My favorite – “I believe that God has a plan for all of us; I believe that plan involves getting my own planet.”

Lights, camera… Boston!

My life has been feeling a little more glamorous lately.  It may be my snazzy new haircut or the glow I get from running through the park at my 7:00 (AM!) boot camp, but I think I also owe a little bit of it to Ryan Reynolds and Kevin Bacon.

These boys, and good old Jeff Bridges (sorry dude – you were neither my Footloose hunk nor my 2 Guys, a Girl, and  Pizza Place crush) are getting ready to film a movie right across the street from our little old office in downtown crossing, Boston!  Just beyond the now-barren Borders (wah) they’re doing work on buildings, including the one right under us, and getting ready to film a new movie starting tomorrow R.I.P.D.

I learned all this from the very helpful workman who gave out waaaay more information than he was supposed to – maybe he was excited about Ryan’s arrival, too.  Though even before we had the specifics, we knew something was fishy when the convenience store across the street suddenly (and I mean in less than 24 hours) looked like this:

Um, hello 2011?  I may have a record player, but I know no one is stupid enough to open a VCR repair shop where a bustling convenience store used to be.  Now this one, on the opposite side of the street is more believable, especially in this economy:

See that white building, to the right of the green awning?  That’s my entry way to the office.  Yep.  I;m practically a part of the set – and now I have a much better incentive to get up and stroll into that part of the office between my bajillion meetings.  Just to show my dorky side, I want to say that I love that they’re consistent with the building numbering – this really is 25 Milk Street.  Now, I’m trying to decide if it would be acceptable to create a Yelp! account for this fictitious (but documented!) locale.

This is the best celebrity dorkiness I’ve enjoyed since I attended that Wheel of Fortune taping.  I’m loving every minute of it, even before the stars show up.  I’m out of town for tomorrow’s taping, but I hope to catch them later.  Have you run into these dudes or any other celebrities in Beantown lately (or elsewhere)?  Spill!

Have you heard the news(ies)?

It’s a fine life – even finer now that the 1992 classic musical Newsies is being made into a Broadway musical.  The film stars Christian Bale as a newspaper delivery boy fighting back against an increase in distribution rates.  Good times, especially as he belts out off-key showstoppers like “Santa Fe.”  I especially love the big dance scene in “Seize the Day,” which was my Music Monday not too long ago.

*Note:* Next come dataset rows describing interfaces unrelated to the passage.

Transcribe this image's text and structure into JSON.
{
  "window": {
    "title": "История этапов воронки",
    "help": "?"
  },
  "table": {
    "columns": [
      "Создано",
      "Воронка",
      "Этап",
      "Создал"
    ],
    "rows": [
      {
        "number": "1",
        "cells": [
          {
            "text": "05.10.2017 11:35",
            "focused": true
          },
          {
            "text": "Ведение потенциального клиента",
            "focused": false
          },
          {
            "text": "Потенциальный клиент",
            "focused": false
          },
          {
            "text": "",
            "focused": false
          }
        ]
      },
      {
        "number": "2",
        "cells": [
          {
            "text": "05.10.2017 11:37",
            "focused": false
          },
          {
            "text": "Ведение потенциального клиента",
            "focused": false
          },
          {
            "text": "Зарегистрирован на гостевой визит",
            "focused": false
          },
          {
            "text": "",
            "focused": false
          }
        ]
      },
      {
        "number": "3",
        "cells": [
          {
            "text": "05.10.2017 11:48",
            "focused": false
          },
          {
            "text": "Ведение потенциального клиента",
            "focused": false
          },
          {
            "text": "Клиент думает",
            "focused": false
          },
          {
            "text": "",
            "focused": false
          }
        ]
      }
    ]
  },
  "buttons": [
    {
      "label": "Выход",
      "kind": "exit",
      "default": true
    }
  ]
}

Check out a clip from the production below, and join me in asking – what took you so long, Disney?

What do you think?  Will you go see it (with me!) when it comes to Broadway?

More info available at

PS: On a related note, can we get Hollywood to stop re-making awesome musical movies and move toward a version of Fiddler on the Roof that I can watch in one sitting?  Thanks.

You go, girl

You know that person who is so smart, so great, who just gets it – it being the change we need in this state/country/world?  The one who has no hidden agenda, who has no legacy to uphold, who is just a good person even before becoming a politician?

She just announced that she’s running for Senate.

I’ve been a huge fan of Elizabeth Warren since she thought of the idea of the CFPB (Consumer Financial Protection Bureau) around which my last job was centered.  In the fight for financial reform, she perfectly melded the arguments of economics and the middle class family, and presented the problem – mortgages that are allowed to “burn your house down” while toasters get super strict regulations – and the solution – oversight much? – in a way that we could act on.  And when we did finally create the CFPB, we were both there to celebrate.

I am so excited that I’ll get to support Elizabeth Warren in her Senate bid.  We could use more people like her in Washington.

PS: Anyone who feels the same way is welcome to come crash on our couch a night or two in return for some days of canvassing!

PPS: “The ragged edge of the middle class” is my new favorite phrase of the day.  Check it out.